**What you will do**:
Note each line in the data below that holds "party", and copy it.
╔══
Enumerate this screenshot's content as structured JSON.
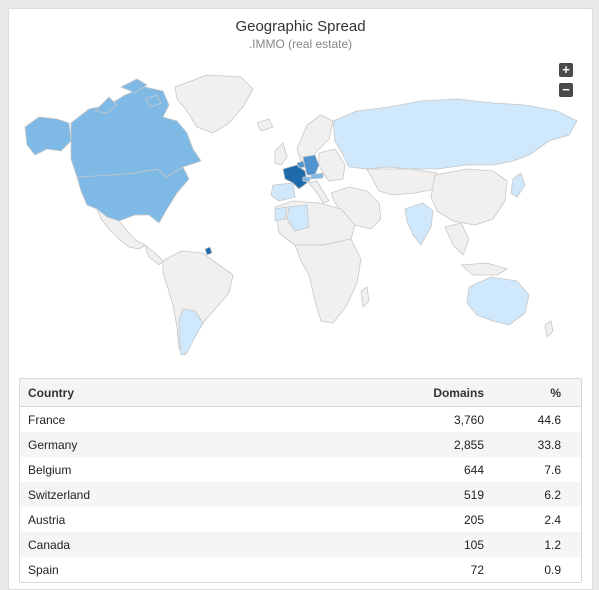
{
  "widget": {
    "title": "Geographic Spread",
    "subtitle": ".IMMO (real estate)"
  },
  "map": {
    "zoom_in_label": "+",
    "zoom_out_label": "−",
    "colors": {
      "ocean": "#ffffff",
      "no_data": "#f0f0f0",
      "border": "#c7c7c7",
      "level_1": "#cfe8fb",
      "level_2": "#a8d4f5",
      "level_3": "#7fb9e6",
      "level_4": "#4f93cf",
      "level_5": "#1f6aab"
    }
  },
  "table": {
    "headers": {
      "country": "Country",
      "domains": "Domains",
      "percent": "%"
    },
    "rows": [
      {
        "country": "France",
        "domains": "3,760",
        "percent": "44.6"
      },
      {
        "country": "Germany",
        "domains": "2,855",
        "percent": "33.8"
      },
      {
        "country": "Belgium",
        "domains": "644",
        "percent": "7.6"
      },
      {
        "country": "Switzerland",
        "domains": "519",
        "percent": "6.2"
      },
      {
        "country": "Austria",
        "domains": "205",
        "percent": "2.4"
      },
      {
        "country": "Canada",
        "domains": "105",
        "percent": "1.2"
      },
      {
        "country": "Spain",
        "domains": "72",
        "percent": "0.9"
      }
    ]
  }
}
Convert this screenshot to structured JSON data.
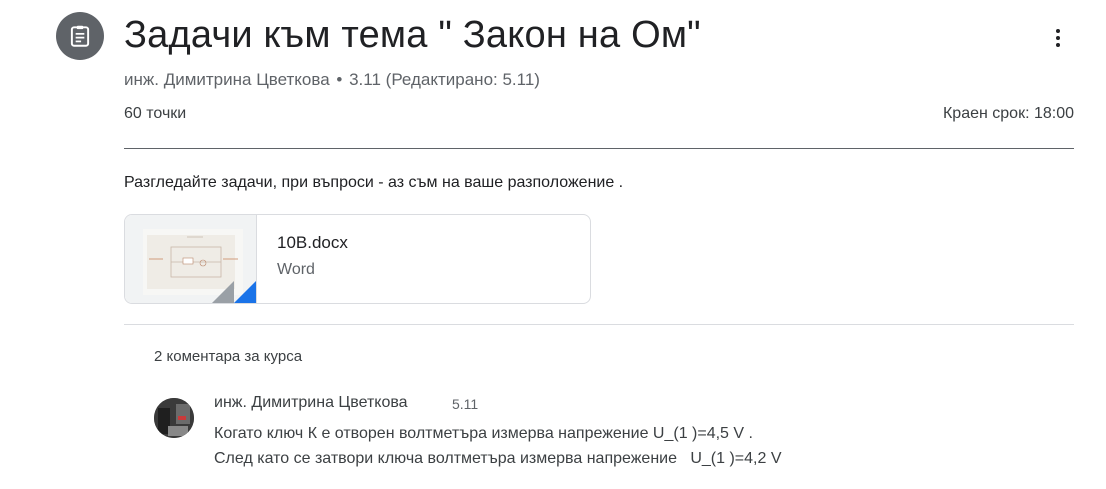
{
  "assignment": {
    "icon": "assignment-icon",
    "title": "Задачи към тема \" Закон на Ом\"",
    "author": "инж. Димитрина Цветкова",
    "separator": "•",
    "posted": "3.11",
    "edited": "(Редактирано: 5.11)",
    "points": "60 точки",
    "due": "Краен срок: 18:00",
    "instructions": "Разгледайте задачи, при въпроси - аз съм на ваше разположение ."
  },
  "attachment": {
    "name": "10B.docx",
    "type": "Word",
    "accent_color": "#1a73e8"
  },
  "comments": {
    "count_label": "2 коментара за курса",
    "items": [
      {
        "author": "инж. Димитрина Цветкова",
        "date": "5.11",
        "line1": "Когато ключ К е отворен волтметъра измерва напрежение U_(1 )=4,5 V .",
        "line2": "След като се затвори ключа волтметъра измерва напрежение   U_(1 )=4,2 V"
      }
    ]
  },
  "colors": {
    "icon_bg": "#5f6368",
    "text_primary": "#202124",
    "text_secondary": "#5f6368"
  }
}
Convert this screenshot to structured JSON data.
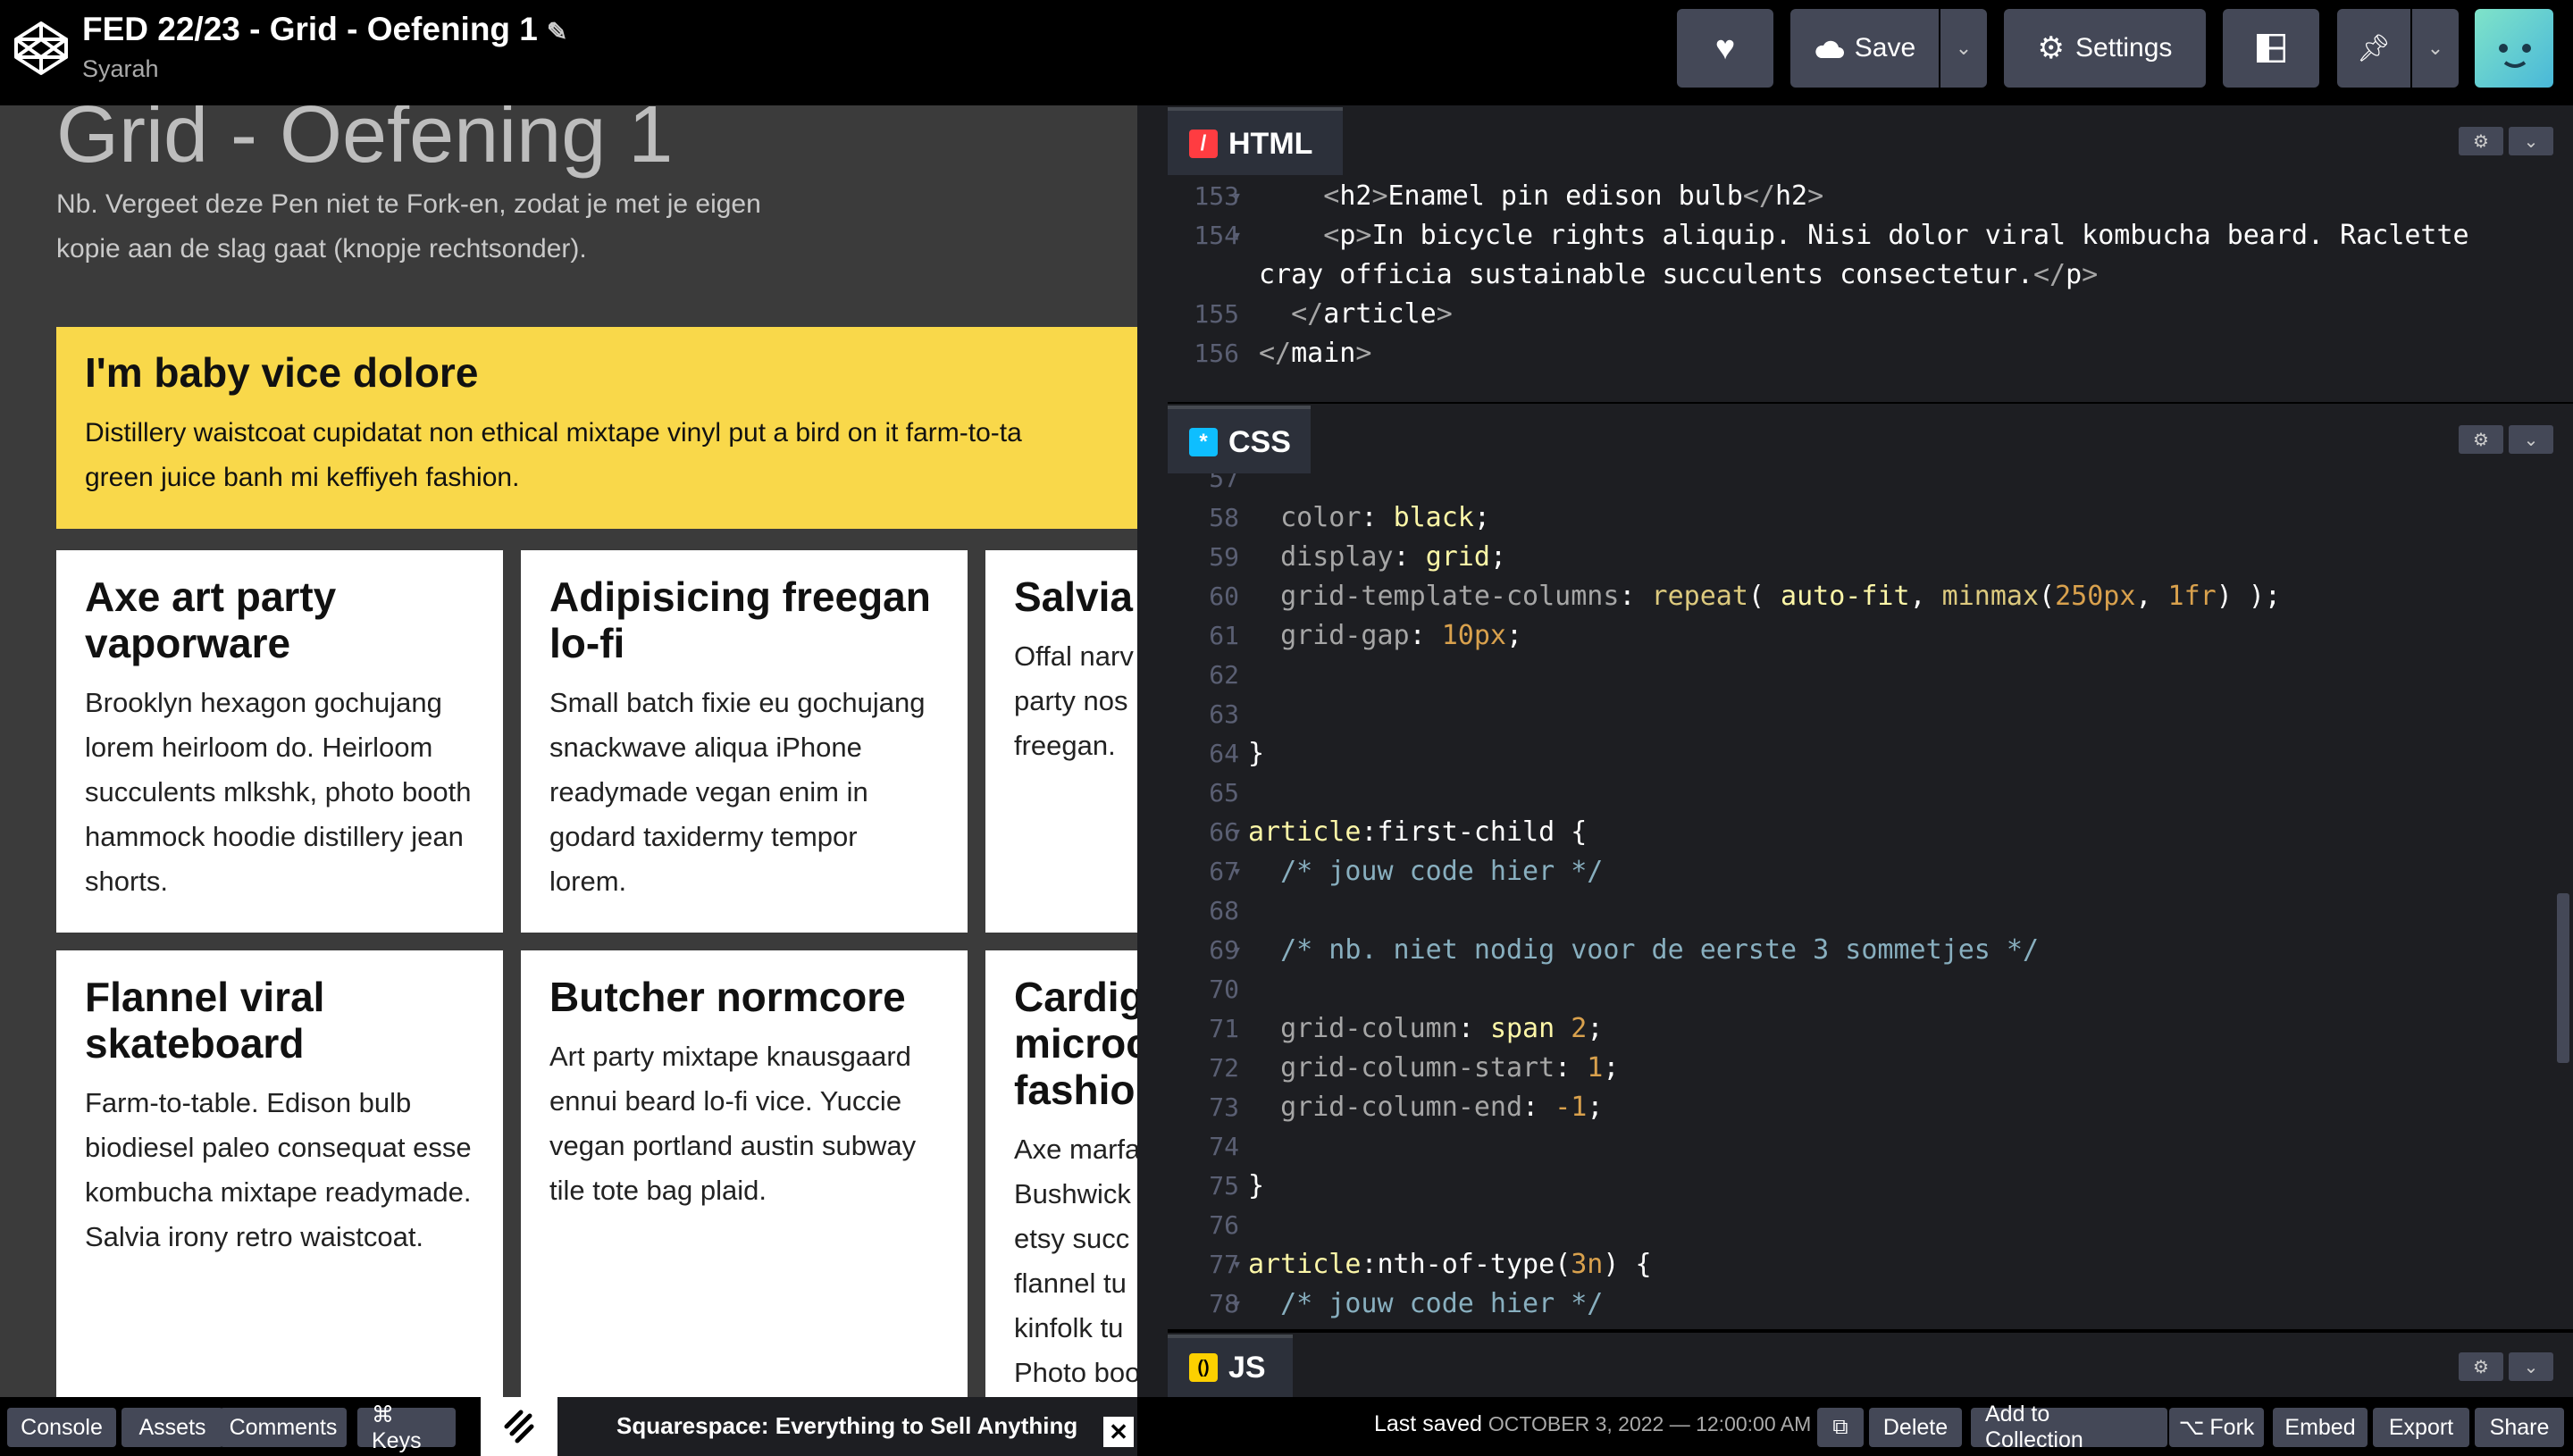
{
  "header": {
    "title": "FED 22/23 - Grid - Oefening 1",
    "author": "Syarah",
    "save_label": "Save",
    "settings_label": "Settings",
    "icons": [
      "codepen-logo-icon",
      "pencil-icon",
      "heart-icon",
      "cloud-icon",
      "chevron-down-icon",
      "gear-icon",
      "layout-icon",
      "pin-icon",
      "avatar"
    ]
  },
  "preview": {
    "heading": "Grid - Oefening 1",
    "note": "Nb. Vergeet deze Pen niet te Fork-en, zodat je met je eigen kopie aan de slag gaat (knopje rechtsonder).",
    "hero": {
      "title": "I'm baby vice dolore",
      "text1": "Distillery waistcoat cupidatat non ethical mixtape vinyl put a bird on it farm-to-ta",
      "text2": "green juice banh mi keffiyeh fashion."
    },
    "cards": [
      {
        "title": "Axe art party vaporware",
        "text": "Brooklyn hexagon gochujang lorem heirloom do. Heirloom succulents mlkshk, photo booth hammock hoodie distillery jean shorts."
      },
      {
        "title": "Adipisicing freegan lo-fi",
        "text": "Small batch fixie eu gochujang snackwave aliqua iPhone readymade vegan enim in godard taxidermy tempor lorem."
      },
      {
        "title": "Salvia",
        "text": "Offal narv party nos freegan."
      },
      {
        "title": "Flannel viral skateboard",
        "text": "Farm-to-table. Edison bulb biodiesel paleo consequat esse kombucha mixtape readymade. Salvia irony retro waistcoat."
      },
      {
        "title": "Butcher normcore",
        "text": "Art party mixtape knausgaard ennui beard lo-fi vice. Yuccie vegan portland austin subway tile tote bag plaid."
      },
      {
        "title": "Cardig microc fashio",
        "text": "Axe marfa Bushwick etsy succ flannel tu kinfolk tu Photo boo"
      }
    ]
  },
  "editor": {
    "html_tab": "HTML",
    "css_tab": "CSS",
    "js_tab": "JS",
    "html_lines": [
      {
        "n": "153",
        "fold": true,
        "indent": "    ",
        "parts": [
          [
            "tag",
            "<"
          ],
          [
            "tn",
            "h2"
          ],
          [
            "tag",
            ">"
          ],
          [
            "op",
            "Enamel pin edison bulb"
          ],
          [
            "tag",
            "</"
          ],
          [
            "tn",
            "h2"
          ],
          [
            "tag",
            ">"
          ]
        ]
      },
      {
        "n": "154",
        "fold": true,
        "indent": "    ",
        "parts": [
          [
            "tag",
            "<"
          ],
          [
            "tn",
            "p"
          ],
          [
            "tag",
            ">"
          ],
          [
            "op",
            "In bicycle rights aliquip. Nisi dolor viral kombucha beard. Raclette"
          ]
        ]
      },
      {
        "n": "",
        "fold": false,
        "indent": "",
        "parts": [
          [
            "op",
            "cray officia sustainable succulents consectetur."
          ],
          [
            "tag",
            "</"
          ],
          [
            "tn",
            "p"
          ],
          [
            "tag",
            ">"
          ]
        ]
      },
      {
        "n": "155",
        "fold": false,
        "indent": "  ",
        "parts": [
          [
            "tag",
            "</"
          ],
          [
            "tn",
            "article"
          ],
          [
            "tag",
            ">"
          ]
        ]
      },
      {
        "n": "156",
        "fold": false,
        "indent": "",
        "parts": [
          [
            "tag",
            "</"
          ],
          [
            "tn",
            "main"
          ],
          [
            "tag",
            ">"
          ]
        ]
      }
    ],
    "css_lines": [
      {
        "n": "57",
        "fold": false,
        "indent": "",
        "parts": []
      },
      {
        "n": "58",
        "fold": false,
        "indent": "  ",
        "parts": [
          [
            "prop",
            "color"
          ],
          [
            "op",
            ": "
          ],
          [
            "val",
            "black"
          ],
          [
            "op",
            ";"
          ]
        ]
      },
      {
        "n": "59",
        "fold": false,
        "indent": "  ",
        "parts": [
          [
            "prop",
            "display"
          ],
          [
            "op",
            ": "
          ],
          [
            "val",
            "grid"
          ],
          [
            "op",
            ";"
          ]
        ]
      },
      {
        "n": "60",
        "fold": false,
        "indent": "  ",
        "parts": [
          [
            "prop",
            "grid-template-columns"
          ],
          [
            "op",
            ": "
          ],
          [
            "fn",
            "repeat"
          ],
          [
            "op",
            "( "
          ],
          [
            "val",
            "auto-fit"
          ],
          [
            "op",
            ", "
          ],
          [
            "fn",
            "minmax"
          ],
          [
            "op",
            "("
          ],
          [
            "num",
            "250px"
          ],
          [
            "op",
            ", "
          ],
          [
            "num",
            "1fr"
          ],
          [
            "op",
            ") );"
          ]
        ]
      },
      {
        "n": "61",
        "fold": false,
        "indent": "  ",
        "parts": [
          [
            "prop",
            "grid-gap"
          ],
          [
            "op",
            ": "
          ],
          [
            "num",
            "10px"
          ],
          [
            "op",
            ";"
          ]
        ]
      },
      {
        "n": "62",
        "fold": false,
        "indent": "",
        "parts": []
      },
      {
        "n": "63",
        "fold": false,
        "indent": "",
        "parts": []
      },
      {
        "n": "64",
        "fold": false,
        "indent": "",
        "parts": [
          [
            "op",
            "}"
          ]
        ]
      },
      {
        "n": "65",
        "fold": false,
        "indent": "",
        "parts": []
      },
      {
        "n": "66",
        "fold": true,
        "indent": "",
        "parts": [
          [
            "sel",
            "article"
          ],
          [
            "op",
            ":"
          ],
          [
            "tn",
            "first-child"
          ],
          [
            "op",
            " {"
          ]
        ]
      },
      {
        "n": "67",
        "fold": true,
        "indent": "  ",
        "parts": [
          [
            "cm",
            "/* jouw code hier */"
          ]
        ]
      },
      {
        "n": "68",
        "fold": false,
        "indent": "",
        "parts": []
      },
      {
        "n": "69",
        "fold": true,
        "indent": "  ",
        "parts": [
          [
            "cm",
            "/* nb. niet nodig voor de eerste 3 sommetjes */"
          ]
        ]
      },
      {
        "n": "70",
        "fold": false,
        "indent": "",
        "parts": []
      },
      {
        "n": "71",
        "fold": false,
        "indent": "  ",
        "parts": [
          [
            "prop",
            "grid-column"
          ],
          [
            "op",
            ": "
          ],
          [
            "val",
            "span "
          ],
          [
            "num",
            "2"
          ],
          [
            "op",
            ";"
          ]
        ]
      },
      {
        "n": "72",
        "fold": false,
        "indent": "  ",
        "parts": [
          [
            "prop",
            "grid-column-start"
          ],
          [
            "op",
            ": "
          ],
          [
            "num",
            "1"
          ],
          [
            "op",
            ";"
          ]
        ]
      },
      {
        "n": "73",
        "fold": false,
        "indent": "  ",
        "parts": [
          [
            "prop",
            "grid-column-end"
          ],
          [
            "op",
            ": "
          ],
          [
            "num",
            "-1"
          ],
          [
            "op",
            ";"
          ]
        ]
      },
      {
        "n": "74",
        "fold": false,
        "indent": "",
        "parts": []
      },
      {
        "n": "75",
        "fold": false,
        "indent": "",
        "parts": [
          [
            "op",
            "}"
          ]
        ]
      },
      {
        "n": "76",
        "fold": false,
        "indent": "",
        "parts": []
      },
      {
        "n": "77",
        "fold": true,
        "indent": "",
        "parts": [
          [
            "sel",
            "article"
          ],
          [
            "op",
            ":"
          ],
          [
            "tn",
            "nth-of-type"
          ],
          [
            "op",
            "("
          ],
          [
            "num",
            "3n"
          ],
          [
            "op",
            ") {"
          ]
        ]
      },
      {
        "n": "78",
        "fold": true,
        "indent": "  ",
        "parts": [
          [
            "cm",
            "/* jouw code hier */"
          ]
        ]
      }
    ]
  },
  "footer": {
    "console": "Console",
    "assets": "Assets",
    "comments": "Comments",
    "keys": "⌘ Keys",
    "ad_text": "Squarespace: Everything to Sell Anything",
    "last_saved_label": "Last saved",
    "last_saved_date": "OCTOBER 3, 2022 — 12:00:00 AM",
    "delete": "Delete",
    "add_to_collection": "Add to Collection",
    "fork": "Fork",
    "embed": "Embed",
    "export": "Export",
    "share": "Share"
  },
  "colors": {
    "hero_bg": "#f9d84a",
    "html_icon": "#ff3c41",
    "css_icon": "#0ebeff",
    "js_icon": "#fcd000",
    "button_bg": "#444857"
  }
}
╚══
**Problem solution**:
        "title": "Axe art party vaporware",
        "text": "Offal narv party nos freegan."
        "text": "Art party mixtape knausgaard ennui beard lo-fi vice. Yuccie vegan portland austin subway tile tote bag plaid."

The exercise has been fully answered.